_TASK DESCRIPTION_
When you find the word "name" in a line of the entries, please copy the whole line.

(Records from a dataset)
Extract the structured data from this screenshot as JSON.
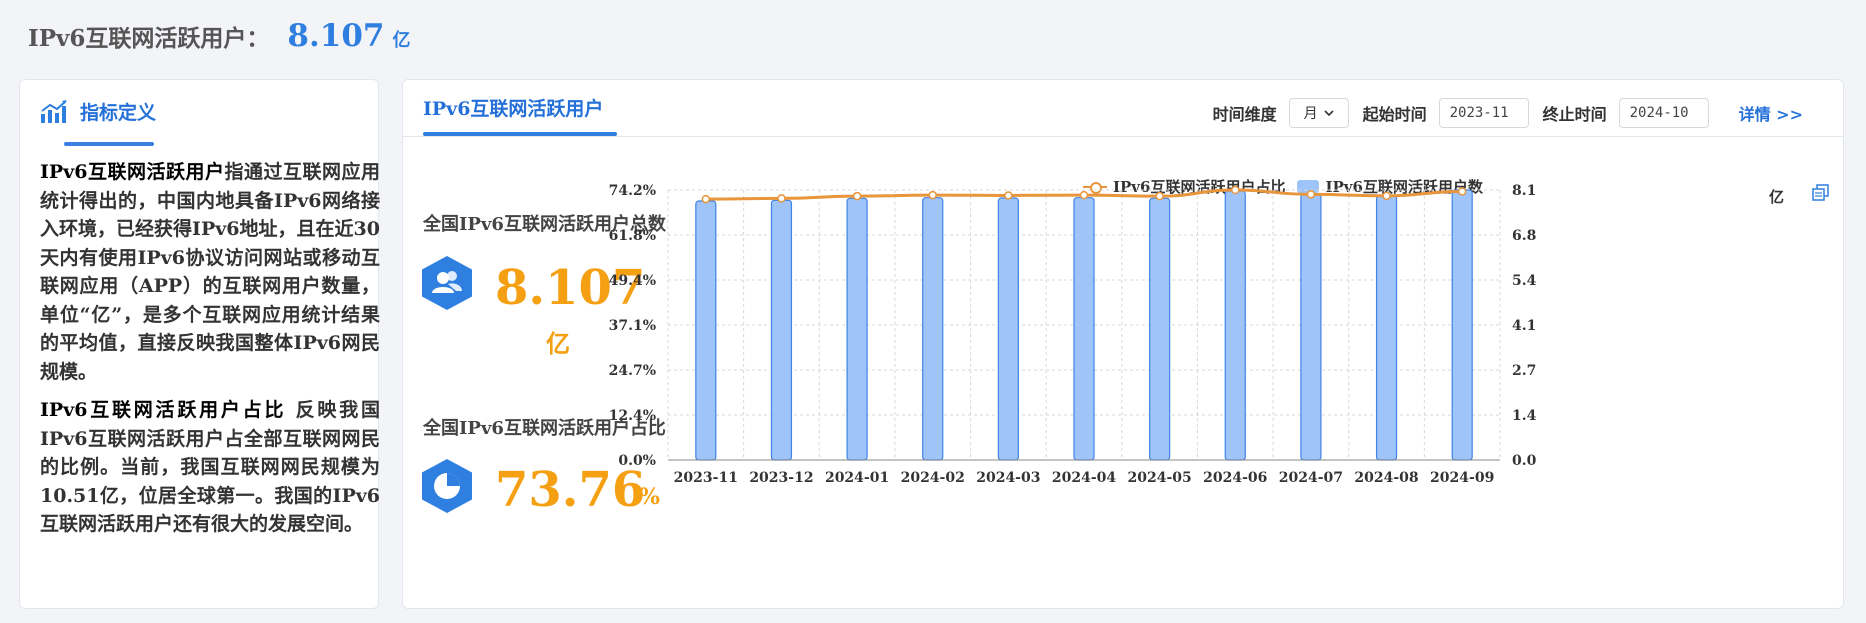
{
  "header": {
    "label": "IPv6互联网活跃用户：",
    "value": "8.107",
    "unit": "亿"
  },
  "definition": {
    "title": "指标定义",
    "icon": "trend-chart-icon",
    "p1_term": "IPv6互联网活跃用户",
    "p1_text": "指通过互联网应用统计得出的，中国内地具备IPv6网络接入环境，已经获得IPv6地址，且在近30天内有使用IPv6协议访问网站或移动互联网应用（APP）的互联网用户数量，单位“亿”，是多个互联网应用统计结果的平均值，直接反映我国整体IPv6网民规模。",
    "p2_term": "IPv6互联网活跃用户占比",
    "p2_text": " 反映我国IPv6互联网活跃用户占全部互联网网民的比例。当前，我国互联网网民规模为10.51亿，位居全球第一。我国的IPv6互联网活跃用户还有很大的发展空间。"
  },
  "panel": {
    "tab": "IPv6互联网活跃用户",
    "time_dimension_label": "时间维度",
    "time_dimension_value": "月",
    "start_label": "起始时间",
    "start_value": "2023-11",
    "end_label": "终止时间",
    "end_value": "2024-10",
    "detail_link": "详情 >>"
  },
  "stats": {
    "total_label": "全国IPv6互联网活跃用户总数",
    "total_value": "8.107",
    "total_unit": "亿",
    "total_icon": "users-icon",
    "ratio_label": "全国IPv6互联网活跃用户占比",
    "ratio_value": "73.76",
    "ratio_unit": "%",
    "ratio_icon": "pie-chart-icon"
  },
  "colors": {
    "accent_blue": "#2f7fe0",
    "value_orange": "#f5a013",
    "bar_fill": "#9ec4f9",
    "bar_stroke": "#3f84e6",
    "line": "#e8953c"
  },
  "chart_data": {
    "type": "bar",
    "categories": [
      "2023-11",
      "2023-12",
      "2024-01",
      "2024-02",
      "2024-03",
      "2024-04",
      "2024-05",
      "2024-06",
      "2024-07",
      "2024-08",
      "2024-09"
    ],
    "series": [
      {
        "name": "IPv6互联网活跃用户数",
        "type": "bar",
        "axis": "right",
        "values": [
          7.77,
          7.79,
          7.85,
          7.87,
          7.86,
          7.87,
          7.85,
          8.07,
          7.98,
          7.94,
          8.1
        ]
      },
      {
        "name": "IPv6互联网活跃用户占比",
        "type": "line",
        "axis": "left",
        "values": [
          71.7,
          71.9,
          72.5,
          72.8,
          72.7,
          72.8,
          72.5,
          74.2,
          73.0,
          72.6,
          73.8
        ]
      }
    ],
    "y_left": {
      "ticks": [
        "0.0%",
        "12.4%",
        "24.7%",
        "37.1%",
        "49.4%",
        "61.8%",
        "74.2%"
      ],
      "ylim": [
        0,
        74.2
      ]
    },
    "y_right": {
      "ticks": [
        "0.0",
        "1.4",
        "2.7",
        "4.1",
        "5.4",
        "6.8",
        "8.1"
      ],
      "ylim": [
        0,
        8.1
      ],
      "unit": "亿"
    },
    "legend": "top-center",
    "grid": true
  }
}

_SOLUTION TO THIS PROBLEM_
        "name": "IPv6互联网活跃用户数",
        "name": "IPv6互联网活跃用户占比",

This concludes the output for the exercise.